Blanca Velasquez, 31, was sloshing ankle-deep up and down flooded San Francisco Street in the small Northern California farming town of Maxwell on Saturday afternoon with an iPhone pressed to her ear, trying to find a clear signal to reach worried friends and relatives.
She, like many neighbors, was awakened in the early morning hours by sheriff’s deputies banging on the front door and yelling, “It’s flooding! Get out! Get out!”
“We all threw on some clothes and galoshes and headed to the door,” Velasquez continued. “When I stepped outside and took a look around, the streets were rivers.”
Water was still a foot high in Maxwell, a small rural town in Northern California’s Colusa County, on Saturday morning. Crews had to evacuate 100 people in the town about 2 a.m. because of flooding, some by boat.
“At least 50 older wood-framed and stucco homes took in water,” said Jim Saso, assistant sheriff of Colusa County. There were no reported injuries.
As debris-laden water the color of chocolate milk rushed past Bill Barrett’s driveway, he nodded toward a row of hills in the distance and said, “The runoff of heavy rains slid down those hills last night and turned this place into a bathtub.”
The trouble started at about 4 a.m. Saturday when Barrett, a retired firefighter, was awakened by a report issued on the emergency radio scanner by his bedside, about law enforcement assisting a neighbor out of his home.
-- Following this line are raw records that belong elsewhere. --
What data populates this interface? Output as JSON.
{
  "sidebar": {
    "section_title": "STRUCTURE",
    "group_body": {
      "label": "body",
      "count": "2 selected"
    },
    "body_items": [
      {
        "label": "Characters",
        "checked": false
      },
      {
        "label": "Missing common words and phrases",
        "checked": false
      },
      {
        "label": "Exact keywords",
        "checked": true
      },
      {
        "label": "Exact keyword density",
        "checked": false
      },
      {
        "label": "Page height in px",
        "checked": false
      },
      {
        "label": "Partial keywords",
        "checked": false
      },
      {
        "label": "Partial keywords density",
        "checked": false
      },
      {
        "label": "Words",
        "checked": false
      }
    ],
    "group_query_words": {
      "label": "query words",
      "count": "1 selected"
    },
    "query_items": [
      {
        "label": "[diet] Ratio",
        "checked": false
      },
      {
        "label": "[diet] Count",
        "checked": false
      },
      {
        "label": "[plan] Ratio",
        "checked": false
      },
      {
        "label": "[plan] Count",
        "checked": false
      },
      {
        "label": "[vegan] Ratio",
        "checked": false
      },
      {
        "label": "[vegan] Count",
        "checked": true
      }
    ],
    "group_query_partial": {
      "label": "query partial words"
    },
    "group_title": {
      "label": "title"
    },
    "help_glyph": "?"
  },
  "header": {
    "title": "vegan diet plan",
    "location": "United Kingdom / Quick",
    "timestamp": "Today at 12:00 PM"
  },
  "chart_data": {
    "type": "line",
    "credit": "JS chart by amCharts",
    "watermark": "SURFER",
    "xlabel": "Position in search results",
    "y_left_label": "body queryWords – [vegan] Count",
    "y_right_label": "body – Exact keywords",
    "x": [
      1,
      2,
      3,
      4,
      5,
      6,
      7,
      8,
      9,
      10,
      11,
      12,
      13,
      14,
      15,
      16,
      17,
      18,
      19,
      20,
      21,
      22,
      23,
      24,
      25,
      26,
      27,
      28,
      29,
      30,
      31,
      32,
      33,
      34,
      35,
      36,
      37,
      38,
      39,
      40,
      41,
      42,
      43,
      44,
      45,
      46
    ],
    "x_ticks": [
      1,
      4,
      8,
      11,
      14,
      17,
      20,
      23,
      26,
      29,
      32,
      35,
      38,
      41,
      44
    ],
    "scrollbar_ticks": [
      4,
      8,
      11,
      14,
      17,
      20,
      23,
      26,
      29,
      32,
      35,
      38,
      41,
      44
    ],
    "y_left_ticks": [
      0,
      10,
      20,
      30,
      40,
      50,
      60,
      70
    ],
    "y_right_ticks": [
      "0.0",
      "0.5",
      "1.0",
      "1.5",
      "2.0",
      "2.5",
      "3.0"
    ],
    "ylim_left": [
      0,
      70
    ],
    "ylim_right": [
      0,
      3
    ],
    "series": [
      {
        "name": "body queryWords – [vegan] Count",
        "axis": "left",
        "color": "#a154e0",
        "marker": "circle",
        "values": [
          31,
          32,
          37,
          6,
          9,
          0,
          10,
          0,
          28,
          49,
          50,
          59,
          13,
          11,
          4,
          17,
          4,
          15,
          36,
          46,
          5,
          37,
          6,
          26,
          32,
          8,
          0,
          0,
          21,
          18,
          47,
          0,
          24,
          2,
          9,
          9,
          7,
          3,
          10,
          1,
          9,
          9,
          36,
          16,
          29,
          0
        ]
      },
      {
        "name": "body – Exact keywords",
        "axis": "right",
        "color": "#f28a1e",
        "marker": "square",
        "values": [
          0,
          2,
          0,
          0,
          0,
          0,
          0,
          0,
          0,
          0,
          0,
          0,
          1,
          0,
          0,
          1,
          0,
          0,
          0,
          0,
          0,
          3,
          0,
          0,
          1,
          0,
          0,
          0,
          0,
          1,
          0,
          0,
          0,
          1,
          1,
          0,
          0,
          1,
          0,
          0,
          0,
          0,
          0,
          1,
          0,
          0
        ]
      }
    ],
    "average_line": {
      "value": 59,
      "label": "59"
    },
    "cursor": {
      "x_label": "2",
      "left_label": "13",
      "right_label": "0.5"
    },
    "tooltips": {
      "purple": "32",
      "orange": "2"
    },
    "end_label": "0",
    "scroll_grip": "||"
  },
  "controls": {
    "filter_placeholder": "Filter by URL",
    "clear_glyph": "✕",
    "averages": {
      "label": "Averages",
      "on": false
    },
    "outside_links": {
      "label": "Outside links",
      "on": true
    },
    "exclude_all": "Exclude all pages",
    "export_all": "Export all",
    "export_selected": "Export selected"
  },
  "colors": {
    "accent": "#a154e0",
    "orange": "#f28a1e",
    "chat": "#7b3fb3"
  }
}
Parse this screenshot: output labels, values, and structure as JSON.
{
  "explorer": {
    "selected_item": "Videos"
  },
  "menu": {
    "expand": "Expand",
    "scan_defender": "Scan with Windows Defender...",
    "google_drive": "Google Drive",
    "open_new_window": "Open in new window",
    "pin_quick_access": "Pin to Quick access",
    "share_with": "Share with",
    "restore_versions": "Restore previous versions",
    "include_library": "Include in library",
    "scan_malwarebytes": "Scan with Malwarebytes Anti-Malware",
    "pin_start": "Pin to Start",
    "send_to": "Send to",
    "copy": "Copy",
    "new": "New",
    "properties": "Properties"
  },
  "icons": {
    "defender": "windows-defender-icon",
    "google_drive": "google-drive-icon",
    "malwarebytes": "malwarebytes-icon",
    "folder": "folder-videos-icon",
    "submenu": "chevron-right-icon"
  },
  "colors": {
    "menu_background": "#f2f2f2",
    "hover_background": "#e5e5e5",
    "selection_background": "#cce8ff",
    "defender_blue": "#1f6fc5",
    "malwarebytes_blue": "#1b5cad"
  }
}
“I jumped out of bed to help,” said Barrett, 80, a 47-year resident of this small agricultural community.
Shaking his head, he added, “There have been floods in this town before. But nothing like this one.”
Velasquez said she and her three siblings jumped in their pickups “and drove off in the dark searching for dry ground.”
A block away, she said, “one lady was floating down Orange Street in a boat.”